Compute how many lines below contain the word "icon" and respond with that number only.

Extracted data Block Start

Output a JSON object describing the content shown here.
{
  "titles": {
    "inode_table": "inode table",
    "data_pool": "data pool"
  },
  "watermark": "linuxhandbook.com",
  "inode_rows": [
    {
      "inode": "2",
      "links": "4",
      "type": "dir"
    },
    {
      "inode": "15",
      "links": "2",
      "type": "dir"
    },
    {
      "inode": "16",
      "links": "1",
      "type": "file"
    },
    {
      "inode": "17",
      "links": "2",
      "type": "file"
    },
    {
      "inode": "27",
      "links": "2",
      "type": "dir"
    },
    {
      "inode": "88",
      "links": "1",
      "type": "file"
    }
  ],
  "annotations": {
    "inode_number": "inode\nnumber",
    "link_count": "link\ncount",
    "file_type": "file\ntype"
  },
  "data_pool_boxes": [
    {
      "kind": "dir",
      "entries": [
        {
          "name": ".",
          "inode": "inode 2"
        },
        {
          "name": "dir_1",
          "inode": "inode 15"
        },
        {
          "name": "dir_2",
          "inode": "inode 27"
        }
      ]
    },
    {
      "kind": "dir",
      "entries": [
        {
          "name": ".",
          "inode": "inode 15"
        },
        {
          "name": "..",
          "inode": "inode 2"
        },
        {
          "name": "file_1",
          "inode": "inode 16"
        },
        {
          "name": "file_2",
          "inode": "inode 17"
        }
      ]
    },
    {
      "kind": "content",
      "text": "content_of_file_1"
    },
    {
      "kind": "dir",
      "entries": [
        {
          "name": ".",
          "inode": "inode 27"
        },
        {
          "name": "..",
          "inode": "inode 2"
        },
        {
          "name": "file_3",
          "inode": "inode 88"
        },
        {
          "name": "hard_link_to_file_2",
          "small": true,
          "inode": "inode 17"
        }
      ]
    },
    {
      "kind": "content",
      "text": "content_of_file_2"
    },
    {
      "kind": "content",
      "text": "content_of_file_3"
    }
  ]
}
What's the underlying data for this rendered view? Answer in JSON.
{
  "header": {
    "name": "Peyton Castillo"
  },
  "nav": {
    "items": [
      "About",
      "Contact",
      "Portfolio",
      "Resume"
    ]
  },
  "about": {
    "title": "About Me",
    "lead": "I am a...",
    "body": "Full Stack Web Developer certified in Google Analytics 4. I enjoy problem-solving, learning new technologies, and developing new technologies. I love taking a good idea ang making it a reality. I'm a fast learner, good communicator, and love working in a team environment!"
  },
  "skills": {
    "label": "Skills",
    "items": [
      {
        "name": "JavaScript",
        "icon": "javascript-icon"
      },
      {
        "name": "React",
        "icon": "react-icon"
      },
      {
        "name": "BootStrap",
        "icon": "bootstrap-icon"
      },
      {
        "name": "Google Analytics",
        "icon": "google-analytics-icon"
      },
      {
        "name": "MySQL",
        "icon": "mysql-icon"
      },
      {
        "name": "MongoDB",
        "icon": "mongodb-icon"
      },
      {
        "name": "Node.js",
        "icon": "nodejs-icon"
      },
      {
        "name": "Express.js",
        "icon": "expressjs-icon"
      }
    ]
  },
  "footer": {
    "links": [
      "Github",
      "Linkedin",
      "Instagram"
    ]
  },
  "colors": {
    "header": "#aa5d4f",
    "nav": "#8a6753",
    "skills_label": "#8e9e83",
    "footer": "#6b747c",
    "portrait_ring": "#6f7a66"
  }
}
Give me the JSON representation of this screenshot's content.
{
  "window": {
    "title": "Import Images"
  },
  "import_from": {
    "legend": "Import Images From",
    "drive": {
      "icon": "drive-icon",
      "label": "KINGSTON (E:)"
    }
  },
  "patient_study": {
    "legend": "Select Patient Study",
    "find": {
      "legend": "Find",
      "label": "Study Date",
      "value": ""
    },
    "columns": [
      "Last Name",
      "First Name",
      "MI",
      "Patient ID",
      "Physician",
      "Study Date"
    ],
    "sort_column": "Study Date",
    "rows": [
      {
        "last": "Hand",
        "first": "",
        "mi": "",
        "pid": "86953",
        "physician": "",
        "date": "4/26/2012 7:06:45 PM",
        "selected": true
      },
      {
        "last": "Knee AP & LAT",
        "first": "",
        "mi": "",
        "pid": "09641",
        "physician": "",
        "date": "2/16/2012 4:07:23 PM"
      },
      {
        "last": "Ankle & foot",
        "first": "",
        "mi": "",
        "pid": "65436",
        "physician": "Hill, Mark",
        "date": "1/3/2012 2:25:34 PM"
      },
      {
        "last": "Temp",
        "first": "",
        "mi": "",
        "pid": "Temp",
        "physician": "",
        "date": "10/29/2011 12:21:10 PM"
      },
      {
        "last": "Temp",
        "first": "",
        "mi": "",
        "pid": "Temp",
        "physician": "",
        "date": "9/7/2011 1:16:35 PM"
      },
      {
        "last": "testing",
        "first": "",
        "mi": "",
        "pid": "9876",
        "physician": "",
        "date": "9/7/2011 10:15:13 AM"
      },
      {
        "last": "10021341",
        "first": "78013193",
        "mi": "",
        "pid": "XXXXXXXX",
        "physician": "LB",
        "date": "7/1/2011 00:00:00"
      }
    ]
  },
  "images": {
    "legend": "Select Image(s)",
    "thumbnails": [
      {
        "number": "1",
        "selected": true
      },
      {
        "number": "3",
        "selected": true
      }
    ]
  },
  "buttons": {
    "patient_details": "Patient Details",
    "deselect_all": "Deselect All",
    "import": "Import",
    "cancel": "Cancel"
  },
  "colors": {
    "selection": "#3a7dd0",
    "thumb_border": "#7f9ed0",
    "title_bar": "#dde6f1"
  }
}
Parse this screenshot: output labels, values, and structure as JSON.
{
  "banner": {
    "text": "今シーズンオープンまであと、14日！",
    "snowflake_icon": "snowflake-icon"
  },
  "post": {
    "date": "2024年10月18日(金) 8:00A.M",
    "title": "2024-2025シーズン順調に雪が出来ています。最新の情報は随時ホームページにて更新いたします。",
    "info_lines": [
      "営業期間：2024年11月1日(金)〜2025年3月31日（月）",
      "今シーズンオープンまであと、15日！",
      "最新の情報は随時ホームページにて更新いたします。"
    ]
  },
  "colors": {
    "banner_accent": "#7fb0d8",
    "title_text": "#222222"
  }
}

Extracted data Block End

▶ **Your solution**
10